What is tryptophan? Learn about the functions of tryptophan, the health benefits of this essential amino acid, and where to find it, with information on foods rich in tryptophan.
Among the different essential nutrients that we must contribute to our body from the diet every day (especially vitamins, minerals, fiber and antioxidants), we must pay almost special attention to essential amino acids, they are fundamental, since our body he is not capable of synthesizing them (that is, producing them himself).
In total there are 10 essential amino acids, which we must contribute to our body through the nutrition that we follow daily. And what are the foods richest in them? Mainly the richest in proteins, which our body breaks down to obtain them and thus form new proteins.
Precisely tryptophan is another of the most well-known or popular essential amino acids, along with methionine or phenylalanine.
What is tryptophan?
Tryptophan is an amino acid considered essential, mainly because – as you surely know – our body is not capable of synthesizing it by itself.
Therefore, to be able to contribute it to our organism we must always do it through the diet, consuming those foods richest in tryptophan, especially whole grains, milk and eggs, as well as other foods of animal origin as for example is the case of meat and fish.
It is a fundamental essential amino acid in our diet, as it helps to produce vitamin B3 (niacin), necessary for the metabolism of fats and proteins, to improve blood vessel circulation, to control sleep and muscle activity…
That is, it consists of an essential amino acid, which means that it is only obtained through food since our body is not capable of manufacturing them or it does so in very limited quantities.
Therefore, to provide the body with the amount of tryptophan that it needs daily, it is essential to follow a varied diet, among which we find whole grains, milk and eggs.
Not surprisingly, it is common for people who follow a vegetarian diet to have a greater risk of deficiency of this essential amino acid.
Functions of tryptophan
- Serotonin regulator: One of the main functions of tryptophan is that it is a fundamental amino acid that regulates the levels of serotonin, a brain neurotransmitter precursor to the hormone melatonin, which regulates the daily wake-sleep cycle.
- Important for vitamin B3: In addition, it helps the body make its own proteins, as with all essential amino acids, and is important in the formation of vitamin B3.
- Anxiolytic and antidepressant effect: In turn, tryptophan helps serotonin control appetite, exerting an anxiolytic and antidepressant effect. It helps control insulin levels, since it tends to calm our nervous system.
In any case, we could summarize the main functions of tryptophan in the following section:
- Helps produce vitamin B3.
- It has a calming effect on the nervous system.
- Reduces anxiety and depression.
- Stabilizes the mood.
- It reduces the appetite.
- Increases the release of growth hormones.
Health benefits of tryptophan

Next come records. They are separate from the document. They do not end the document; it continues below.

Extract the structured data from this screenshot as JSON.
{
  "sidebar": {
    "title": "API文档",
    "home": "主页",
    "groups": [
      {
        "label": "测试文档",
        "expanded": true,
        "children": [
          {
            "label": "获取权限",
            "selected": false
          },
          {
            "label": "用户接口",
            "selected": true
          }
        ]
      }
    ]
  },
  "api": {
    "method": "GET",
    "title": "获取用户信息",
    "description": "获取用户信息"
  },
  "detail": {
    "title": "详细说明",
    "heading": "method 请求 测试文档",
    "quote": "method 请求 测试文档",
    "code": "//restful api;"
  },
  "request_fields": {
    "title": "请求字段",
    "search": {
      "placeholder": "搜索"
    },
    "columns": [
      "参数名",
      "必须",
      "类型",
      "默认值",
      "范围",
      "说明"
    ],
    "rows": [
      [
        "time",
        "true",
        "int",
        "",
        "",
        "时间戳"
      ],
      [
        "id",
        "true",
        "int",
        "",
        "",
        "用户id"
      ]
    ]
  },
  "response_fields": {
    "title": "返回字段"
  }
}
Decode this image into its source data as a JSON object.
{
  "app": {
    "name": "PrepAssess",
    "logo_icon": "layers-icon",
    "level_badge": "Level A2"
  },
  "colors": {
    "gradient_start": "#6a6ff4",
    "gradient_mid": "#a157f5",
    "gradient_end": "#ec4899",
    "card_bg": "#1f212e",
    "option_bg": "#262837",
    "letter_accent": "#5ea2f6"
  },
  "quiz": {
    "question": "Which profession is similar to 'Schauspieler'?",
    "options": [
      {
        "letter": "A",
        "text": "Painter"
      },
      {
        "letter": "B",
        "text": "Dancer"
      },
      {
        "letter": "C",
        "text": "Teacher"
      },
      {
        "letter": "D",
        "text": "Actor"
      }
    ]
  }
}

As we briefly indicated regarding the different functions of tryptophan in our body, one of its main benefits (for which tryptophan is definitely popular and better known) is its calming effect on the nervous system, a virtue that translates into helping to calm anxiety and depression, and also relieves insomnia by inducing sleep.
It also helps the proper functioning of our immune system, and in cases of migraine it can help in its medical treatment, by reducing headaches.
Tryptophan supplements are often widely used in weight loss diets, thanks to the fact that it is capable of reducing appetite, with consequent weight control.
Where to find tryptophan? The richest foods
Foods of animal origin high in tryptophan
There are many foods of animal origin that stand out for their high content of tryptophan. The following stand out:
- Fish: especially blue fish, especially salmon, sardines and mackerel.
- Dairy products: like yogurt and cheeses.
Plant-based foods high in tryptophan
- Legumes: especially lentils, chickpeas, peas, soybeans, lima beans and beans.
- Cereals: wheat, rice, oats, barley and rye.
- Nuts: peanuts (peanuts), almonds, pistachios, cashews and pine nuts.
- Fruits: banana, strawberries, avocado, papaya, mango, oranges, grapefruit, peaches, grapes, and apples.
- Vegetables and vegetables: pumpkin, arugula, watercress, spinach, asparagus, Brussels sprouts, celery, onion, garlic, lettuce, aubergine, tomato, cucumber, carrot and endives.
- Seeds: sesame and sunflower seeds.
Consequences of tryptophan deficiency
The lack of this amino acid together with a mineral as important as magnesium can contribute to the appearance or spasms of the coronary arteries.
It can also cause mouth pain and redness of the mucous membranes of the mouth.
- People with liver and kidney problems.
- People who are taking medications for depression or tranquilizers.